The Republicans Come To Town & Abortion Docs Pack Their Bags
If you want to survive the Republican convention, San Diego police warned residents, take a few simple precautions. Leave the car at home. Use public transportation. Allow extra time to arrive at your destination. And if you're an abortion provider, consider packing your bags and heading out of town.According to police, some abortion providers did exactly that. And those who remained behind hired extra security and donned bulletproof vests to protect themselves from what police said was the very real possibility that someone might try to dot the "i's" on the GOP's anti-abortion plank with a bullet."I would never second-guess someone else's decision to get their family out," says Ashley Phillips, sweating under her bulletproof vest.
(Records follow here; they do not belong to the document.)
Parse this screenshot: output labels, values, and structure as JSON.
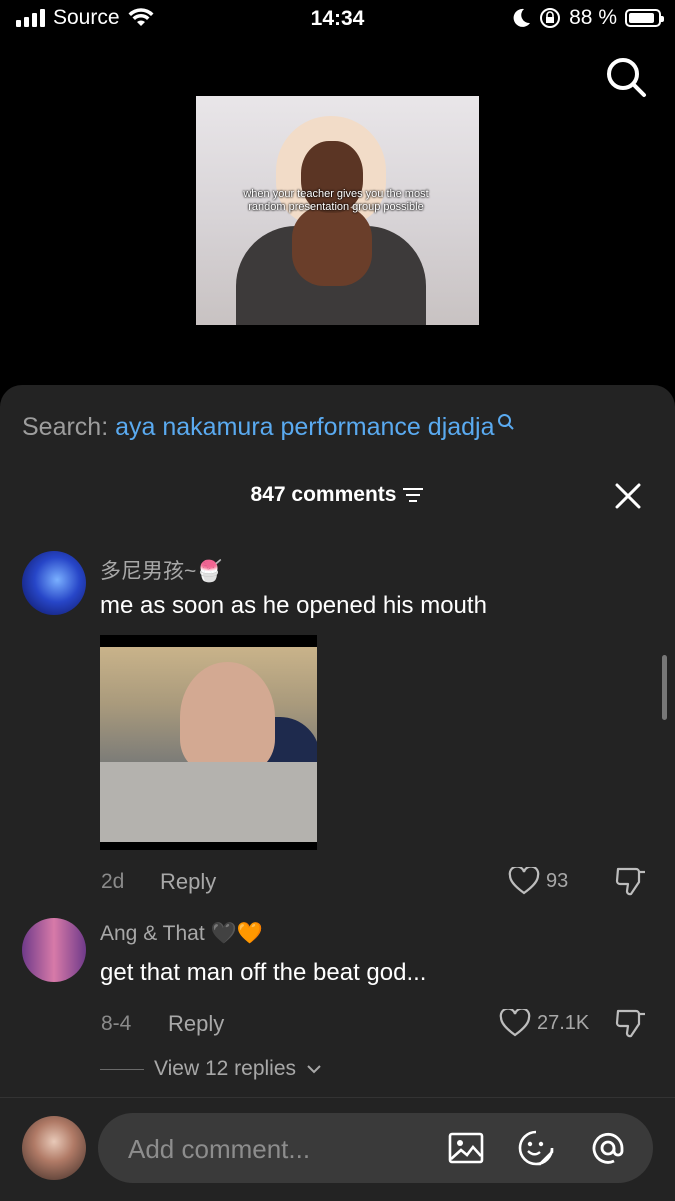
{
  "status_bar": {
    "carrier": "Source",
    "time": "14:34",
    "battery": "88 %",
    "battery_level": 0.88
  },
  "video": {
    "caption": "when your teacher gives you the most random presentation group possible"
  },
  "sheet": {
    "search_prefix": "Search:",
    "search_query": "aya nakamura performance djadja",
    "comment_count": "847 comments"
  },
  "comments": [
    {
      "username": "多尼男孩~🍧",
      "text": "me as soon as he opened his mouth",
      "age": "2d",
      "reply_label": "Reply",
      "likes": "93",
      "has_gif": true
    },
    {
      "username": "Ang & That 🖤🧡",
      "text": "get that man off the beat god...",
      "age": "8-4",
      "reply_label": "Reply",
      "likes": "27.1K",
      "view_replies": "View 12 replies"
    }
  ],
  "composer": {
    "placeholder": "Add comment..."
  },
  "icons": [
    "search-icon",
    "filter-icon",
    "close-icon",
    "heart-icon",
    "dislike-icon",
    "image-icon",
    "emoji-icon",
    "mention-icon",
    "chevron-down-icon",
    "wifi-icon",
    "moon-icon",
    "lock-rotation-icon",
    "battery-icon",
    "signal-icon"
  ]
}
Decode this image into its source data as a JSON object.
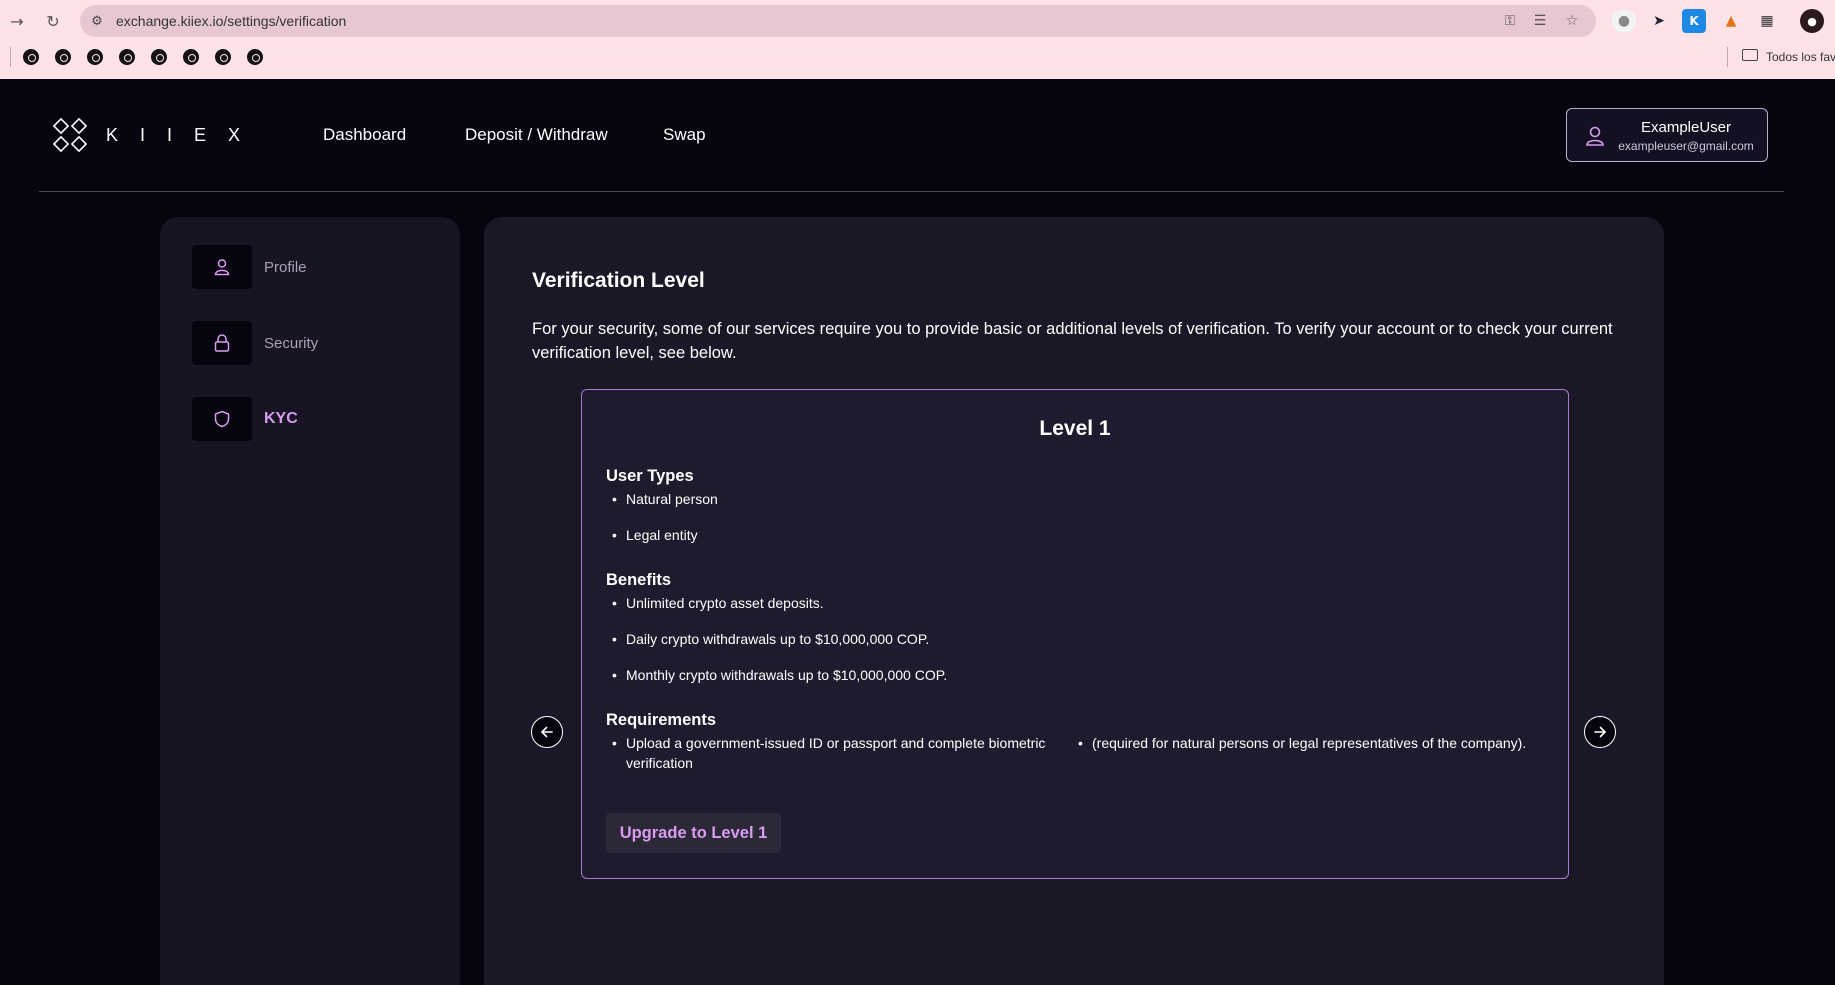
{
  "browser": {
    "url": "exchange.kiiex.io/settings/verification",
    "bookmarks_all_label": "Todos los fav"
  },
  "app": {
    "logo_text": "KIIEX",
    "nav": [
      "Dashboard",
      "Deposit / Withdraw",
      "Swap"
    ],
    "user": {
      "name": "ExampleUser",
      "email": "exampleuser@gmail.com"
    }
  },
  "sidebar": {
    "items": [
      {
        "label": "Profile",
        "icon": "user-icon",
        "active": false
      },
      {
        "label": "Security",
        "icon": "lock-icon",
        "active": false
      },
      {
        "label": "KYC",
        "icon": "shield-icon",
        "active": true
      }
    ]
  },
  "main": {
    "title": "Verification Level",
    "description": "For your security, some of our services require you to provide basic or additional levels of verification. To verify your account or to check your current verification level, see below.",
    "card": {
      "level_title": "Level 1",
      "user_types_title": "User Types",
      "user_types": [
        "Natural person",
        "Legal entity"
      ],
      "benefits_title": "Benefits",
      "benefits": [
        "Unlimited crypto asset deposits.",
        "Daily crypto withdrawals up to $10,000,000 COP.",
        "Monthly crypto withdrawals up to $10,000,000 COP."
      ],
      "requirements_title": "Requirements",
      "requirements": [
        "Upload a government-issued ID or passport and complete biometric verification",
        "(required for natural persons or legal representatives of the company)."
      ],
      "upgrade_label": "Upgrade to Level 1"
    }
  },
  "colors": {
    "background": "#06040f",
    "panel": "#1b1727",
    "accent": "#d89df0",
    "card_border": "#a77bd0"
  }
}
Phillips is CEO of WomanCare, a women's-health clinic located a mile and a half from the convention center. For nearly a week, known members of Operation Rescue and other militant anti-abortion groups have been cruising the streets outside her clinic. "Some buildings are hard to defend," she explains, running down a list of WomanCare's security precautions. "These people are scary."Closing for the week was not an option Phillips considered. "We don't think it's morally right for us to close. You just don't respond to terrorism that way."Presidential nominee Bob Dole sailed into town Sunday claiming that he had not read the party's platform, nor did he feel bound by its contents. What he hopes most to avoid is acknowledging -Ñ and being forced to respond to -Ñ the platform's anti-abortion plank. First incorporated into the platform in 1976, just three years after Roe v. Wade, the anti-abortion language has become increasingly restrictive. This year, for the first time, the plank includes a call for the criminal prosecution of abortion providers.It wasn't supposed to read that way. Four years ago in Houston, under the benevolent gaze of Barbara Bush, Governor William Weld took the convention microphone and decried the platform, urging support for "individual freedom -- a woman's right to choose." Pro-choice Republicans left Texas energized, vowing to yank the anti-abortion plank from the next platform.And for a while, it looked like that might happen. Early contenders for the GOP nomination included pro-choice candidates Senator Arlen Specter of Pennsylvania, and California Governor Pete Wilson. But their campaign self-destructed long before New Hampshire's ballots were cast, vaporizing the promise of a convention dominated by pro-choice delegates.Weld repeated as the pro-choice poster boy of this convention, rallying the troops at cocktail receptions and champagne breakfasts. He reminds the faithful that while they were not strong enough in number to change the platform, they were able to force the inclusion of an appendix detailing their dissension. It is, although he does not say so, at best a Pyrrhic victory."No way can any of this be in a positive light," says Janet Benshoot, founder of the Center for Reproductive Law and Policy. "I don't know why they're calling appendicitis a wedge" [that forces the party to acknowledge the legitimacy of the pro-choice position]. Nothing, she says, could be further from the truth. And while conventional wisdom holds that party platforms are largely unread Ñ- and, therefore, uninfluential Ñ- Benshoot says recent GOP platforms have fostered a climate that encouraged significant federal encroachment on reproductive rights.Others worry that the platform rhetoric makes extremists feel legitimized. "If you're saying legal abortion is the same thing as murder," observes Ashley Phillips, "you're encouraging your supporters -Ñ especially those who believe in an eye-for-an-eye -Ñ to do something about it."Weld disagrees. "I know one who did. His name is John Salvi. And he's crazy -Ñ well, not crazy, he's convicted of first-degree murder in the Brookline clinic shootings. But that's rare."Weld prefers to look toward 2000, when, he promises, "the tide will turn." In the interim, there is a pro-choice convention circuit to complete, where the governor preaches to the enthusiastic converted.On the street outside her clinic, Ashley Phillips watches as an Operation Rescue member, defying a federal injunction, unrolls a giant poster of a fetus. Under her bulletproof vest, Phillips's heart beats a little faster.